The harvest moon is the full moon nearest to the fall equinox. The moon today is 90% full and waning and today is the autumnal equinox or what neo-pagans call Mabon. The aspect of the equinox that speaks most deeply to me is the transition I mentioned yesterday from a day dominated by light toward a day dominated by dark. This process now tips over in favor of the dark, though today is, roughly, a day when the two balance, 12 hours for each.

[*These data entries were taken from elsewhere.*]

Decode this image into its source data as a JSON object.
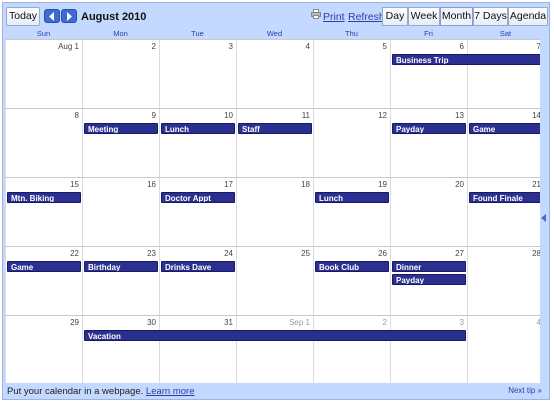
{
  "toolbar": {
    "today_label": "Today",
    "month_title": "August 2010",
    "print_label": "Print",
    "refresh_label": "Refresh",
    "views": [
      "Day",
      "Week",
      "Month",
      "7 Days",
      "Agenda"
    ],
    "active_view": "Month"
  },
  "days_of_week": [
    "Sun",
    "Mon",
    "Tue",
    "Wed",
    "Thu",
    "Fri",
    "Sat"
  ],
  "weeks": [
    {
      "days": [
        "Aug 1",
        "2",
        "3",
        "4",
        "5",
        "6",
        "7"
      ]
    },
    {
      "days": [
        "8",
        "9",
        "10",
        "11",
        "12",
        "13",
        "14"
      ]
    },
    {
      "days": [
        "15",
        "16",
        "17",
        "18",
        "19",
        "20",
        "21"
      ]
    },
    {
      "days": [
        "22",
        "23",
        "24",
        "25",
        "26",
        "27",
        "28"
      ]
    },
    {
      "days": [
        "29",
        "30",
        "31",
        "Sep 1",
        "2",
        "3",
        "4"
      ]
    }
  ],
  "events": [
    {
      "title": "Business Trip",
      "week": 0,
      "day": 5,
      "span": 2,
      "slot": 0
    },
    {
      "title": "Meeting",
      "week": 1,
      "day": 1,
      "span": 1,
      "slot": 0
    },
    {
      "title": "Lunch",
      "week": 1,
      "day": 2,
      "span": 1,
      "slot": 0
    },
    {
      "title": "Staff",
      "week": 1,
      "day": 3,
      "span": 1,
      "slot": 0
    },
    {
      "title": "Payday",
      "week": 1,
      "day": 5,
      "span": 1,
      "slot": 0
    },
    {
      "title": "Game",
      "week": 1,
      "day": 6,
      "span": 1,
      "slot": 0
    },
    {
      "title": "Mtn. Biking",
      "week": 2,
      "day": 0,
      "span": 1,
      "slot": 0
    },
    {
      "title": "Doctor Appt",
      "week": 2,
      "day": 2,
      "span": 1,
      "slot": 0
    },
    {
      "title": "Lunch",
      "week": 2,
      "day": 4,
      "span": 1,
      "slot": 0
    },
    {
      "title": "Found Finale",
      "week": 2,
      "day": 6,
      "span": 1,
      "slot": 0
    },
    {
      "title": "Game",
      "week": 3,
      "day": 0,
      "span": 1,
      "slot": 0
    },
    {
      "title": "Birthday",
      "week": 3,
      "day": 1,
      "span": 1,
      "slot": 0
    },
    {
      "title": "Drinks Dave",
      "week": 3,
      "day": 2,
      "span": 1,
      "slot": 0
    },
    {
      "title": "Book Club",
      "week": 3,
      "day": 4,
      "span": 1,
      "slot": 0
    },
    {
      "title": "Dinner",
      "week": 3,
      "day": 5,
      "span": 1,
      "slot": 0
    },
    {
      "title": "Payday",
      "week": 3,
      "day": 5,
      "span": 1,
      "slot": 1
    },
    {
      "title": "Vacation",
      "week": 4,
      "day": 1,
      "span": 5,
      "slot": 0
    }
  ],
  "footer": {
    "text": "Put your calendar in a webpage.",
    "link_label": "Learn more",
    "next_tip_label": "Next tip »"
  },
  "colors": {
    "chrome": "#c3d9ff",
    "event_bg": "#2b2f8f",
    "link": "#2a3fa8"
  }
}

But there are other ways of marking Mabon. The Wiccans celebrate Mabon as the transition from Mother to Crone for the Goddess and the preparation for the death of the God. You may recall from earlier writing about the Third Phase that the Wiccans mark the year into thirds: Maiden-Mother-Crone. So we now enter the seasonal equivalent of the Third Phase, the harvest either full in or almost so and a time of enjoying the fruits of the harvest, of resting, of concentrating arrives.
(Hades and Persephone in the underworld Seated on A Throne in the form of an Eagle’s head with Cerebus before Them. Artwork Location Bibliotheque Nationale, Paris, France)
An ancient Greek myth, the story of Demeter and Persephone, explains this seasonal turn, too. This is the time when Persephone pays for having eaten the pomegranate seeds while in the underworld. She returns to live with her husband Hades and reign as his queen. Her mother, the goddess of grain, of the harvest and fertility, goes into mourning as her daughter disappears. Plant life shrivels as she withdraws from it, only reviving when Persephone returns in the Spring and with her Demeter’s joy.